Monday, January 19, 2009

The MLK March and the "P" Word

When it comes down to it, I'm not one for public speeches or even standing/sitting in a crowd for long periods of time. But the short walk down the hill known as the Annual Albuquerque Martin Luther King, Jr. Holiday March is one of my favorite things. Yesterday, the biggest "marching" group I've seen in my years of attendance walked, strutted, danced, drummed, drove real, real, real slow, performed, walked on stilts, held up signs and generally consumed the little stretch of road known as MLK boulevard.

I rode my bicycle to the event, taking a few trips up and down the parade line to better soak it all in. The size, friendliness and energy of the crowd in transit was enough to remind me that this annual Sunday is one of two or three days a year when I'm proud to be an American.

Phrases like "Proud to be an American" have, for some years now, been an official trademark of the xenophobic, the exclusionary and the fearful. Bad country-western songs (and yes, there is such a thing as "good" country-western songs, imho) get to use "Proud to be an American". People with those "Support Our Troops" magnetic flag-as-ribbon car bumper adornment have, for years now, been allowed to say it in a way that directly implies those not adorning their cars with magnetic flag-as-ribbons aren't "Proud to be an American" and probably shouldn't even be Americans.

And, it's true, many of us who walk, ride and strut in things like an MLK march have some problems with a phrase like "Proud to be an American". For one thing, it's been quite some time since our government did something worthy of instilling any pride in us whatsoever. Also, there's the whole "pride in country" thing which almost always seems to spill over into "my country right or wrong", "my country: love it or leave it", "special ID cards for those in our country who aren't from our country" most or all of the way down the slippery slope to things like approving torture, internment camps and beyond.

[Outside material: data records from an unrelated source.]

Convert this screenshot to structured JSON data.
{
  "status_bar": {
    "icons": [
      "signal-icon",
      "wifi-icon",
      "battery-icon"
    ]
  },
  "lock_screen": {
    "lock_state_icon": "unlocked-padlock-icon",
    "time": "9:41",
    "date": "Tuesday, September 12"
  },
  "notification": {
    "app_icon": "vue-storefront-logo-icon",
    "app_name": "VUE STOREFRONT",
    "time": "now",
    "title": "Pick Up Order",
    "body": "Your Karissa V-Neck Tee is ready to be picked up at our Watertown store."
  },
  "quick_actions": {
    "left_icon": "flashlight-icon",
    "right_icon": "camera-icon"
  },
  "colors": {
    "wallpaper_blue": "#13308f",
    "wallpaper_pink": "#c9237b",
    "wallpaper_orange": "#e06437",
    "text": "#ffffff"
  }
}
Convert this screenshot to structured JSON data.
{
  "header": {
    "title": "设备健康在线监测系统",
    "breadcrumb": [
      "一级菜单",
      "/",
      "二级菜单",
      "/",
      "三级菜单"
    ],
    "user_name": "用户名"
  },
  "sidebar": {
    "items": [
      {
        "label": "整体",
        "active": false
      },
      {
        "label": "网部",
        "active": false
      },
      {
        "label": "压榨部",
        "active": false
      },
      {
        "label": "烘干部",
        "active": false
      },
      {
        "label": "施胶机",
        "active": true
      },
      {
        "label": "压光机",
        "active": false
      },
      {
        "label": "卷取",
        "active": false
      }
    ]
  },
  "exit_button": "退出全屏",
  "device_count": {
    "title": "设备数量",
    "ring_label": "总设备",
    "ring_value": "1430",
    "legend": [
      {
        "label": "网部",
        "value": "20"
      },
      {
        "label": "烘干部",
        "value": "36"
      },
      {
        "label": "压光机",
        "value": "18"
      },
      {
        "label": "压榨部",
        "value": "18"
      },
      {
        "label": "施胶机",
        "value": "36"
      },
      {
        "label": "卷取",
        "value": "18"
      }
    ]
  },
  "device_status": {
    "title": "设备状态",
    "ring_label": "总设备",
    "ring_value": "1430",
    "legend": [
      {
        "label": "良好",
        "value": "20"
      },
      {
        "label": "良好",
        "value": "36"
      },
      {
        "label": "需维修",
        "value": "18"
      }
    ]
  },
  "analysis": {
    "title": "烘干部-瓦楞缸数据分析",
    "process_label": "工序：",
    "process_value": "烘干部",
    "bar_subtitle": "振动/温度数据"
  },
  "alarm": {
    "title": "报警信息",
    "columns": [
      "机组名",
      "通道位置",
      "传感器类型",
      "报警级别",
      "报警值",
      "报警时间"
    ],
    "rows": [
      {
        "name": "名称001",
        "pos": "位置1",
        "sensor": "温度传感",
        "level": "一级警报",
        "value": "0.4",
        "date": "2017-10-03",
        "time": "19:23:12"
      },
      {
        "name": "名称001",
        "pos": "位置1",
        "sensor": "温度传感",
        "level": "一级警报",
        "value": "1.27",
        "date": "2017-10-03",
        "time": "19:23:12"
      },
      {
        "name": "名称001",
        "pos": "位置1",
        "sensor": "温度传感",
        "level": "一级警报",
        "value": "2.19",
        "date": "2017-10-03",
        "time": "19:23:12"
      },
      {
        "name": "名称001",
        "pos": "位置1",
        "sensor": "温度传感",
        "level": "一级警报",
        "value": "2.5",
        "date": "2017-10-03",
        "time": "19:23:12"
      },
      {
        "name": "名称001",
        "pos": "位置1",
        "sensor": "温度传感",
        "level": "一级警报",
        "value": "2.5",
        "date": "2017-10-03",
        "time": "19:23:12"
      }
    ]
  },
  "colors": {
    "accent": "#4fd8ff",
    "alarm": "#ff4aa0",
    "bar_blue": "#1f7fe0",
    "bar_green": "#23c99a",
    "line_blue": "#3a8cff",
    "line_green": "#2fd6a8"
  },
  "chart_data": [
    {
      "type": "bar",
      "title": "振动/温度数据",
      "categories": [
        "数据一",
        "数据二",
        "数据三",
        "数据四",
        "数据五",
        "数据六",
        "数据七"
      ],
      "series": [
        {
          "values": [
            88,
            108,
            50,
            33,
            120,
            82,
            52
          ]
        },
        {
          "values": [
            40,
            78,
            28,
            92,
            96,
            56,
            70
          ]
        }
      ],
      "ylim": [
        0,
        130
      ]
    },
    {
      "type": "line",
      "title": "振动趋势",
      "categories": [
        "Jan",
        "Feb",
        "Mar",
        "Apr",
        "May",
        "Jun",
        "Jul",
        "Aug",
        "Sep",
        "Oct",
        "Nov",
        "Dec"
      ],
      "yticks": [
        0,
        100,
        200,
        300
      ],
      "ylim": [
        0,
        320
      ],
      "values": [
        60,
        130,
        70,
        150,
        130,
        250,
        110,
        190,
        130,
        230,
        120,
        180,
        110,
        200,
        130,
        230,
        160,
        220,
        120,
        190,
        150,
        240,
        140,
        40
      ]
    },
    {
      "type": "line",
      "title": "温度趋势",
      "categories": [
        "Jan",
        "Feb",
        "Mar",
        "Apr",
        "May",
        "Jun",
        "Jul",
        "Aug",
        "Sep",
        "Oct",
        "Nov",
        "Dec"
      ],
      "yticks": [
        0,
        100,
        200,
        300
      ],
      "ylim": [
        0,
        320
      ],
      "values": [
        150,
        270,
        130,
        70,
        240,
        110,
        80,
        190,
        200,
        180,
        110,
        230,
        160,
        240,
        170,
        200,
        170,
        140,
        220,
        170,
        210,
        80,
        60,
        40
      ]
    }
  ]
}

Nevertheless, alongside baseball's Opening Day (don't laugh), and any day I hear a jazz record from the year 1956, I feel that rare emotion of pride in country during the MLK march. I don't stick around for the speeches really, or even much like the series of prayers and hymns to country that start the speechifying.

But the walk is real special. In my own little Private Idaho of Pride, the crowd would walk, strut and perform its way down MLK to hear a Sonny Rollins concert at Civic Plaza, or watch a baseball game, but that's just me.

And, just me, I wouldn't go to the Mall in Washington and fight those crowds to see President Obama inaugurated. It's just not my scene. But I wouldn't mind walking to the Mall, and I think I'm gonna have to add January 20, 2009 to the list of days when I feel "Proud to be an American". No magnetic flag-as-ribbon adorned car bumper necessary.


Anonymous said...

Pithecanthropus Erectus?

jscotkey said...

I know it's hard to pick, but '56 is a pretty darn good year:


1. C. Mingus Pithecanthropus Erectus
2. Modern Jazz Quartet: Fontessa
3. Thelonious Monk: Brilliant Corners
4. Sonny Rollins: Saxophone Colossus
5. George Russell: Jazz Workshop
6. L. Tristano: New York Improvisations
7. Max Roach: Plus Four
8. John Lewis: Grand Encounter
9. Horace Silver Six Pieces of Silver
10. Kenny Burrell: All Night Long
11. Lucky Thompson: Tricotism
12. Phineas Newborn: Piano Artistry
13. Miles Davis: Round About Midnight
14. Zoot Sims: Tonite's Music Today
15. Mel Torme`: Touch
16. Quincy Jones: How I Feel About Jazz
17. Stan Kenton: Cuban Fire
18. J. Giuffre: The Jimmy Giuffre Clarinet
19. J. Smith: A New Star A New Sound

I know it's not Miles' best year, but Saxophone Colossus alone makes it a great year. And there's a great one from Monk! Then you've got everything from Stan Kenton (still) to Quincy Jones. And Lennie can't forget him or Jimmy Giuffre. And did I mention the Horace Silver record?

jscotkey said...

And that's not even including the great Mingus and his band. I'll stop now.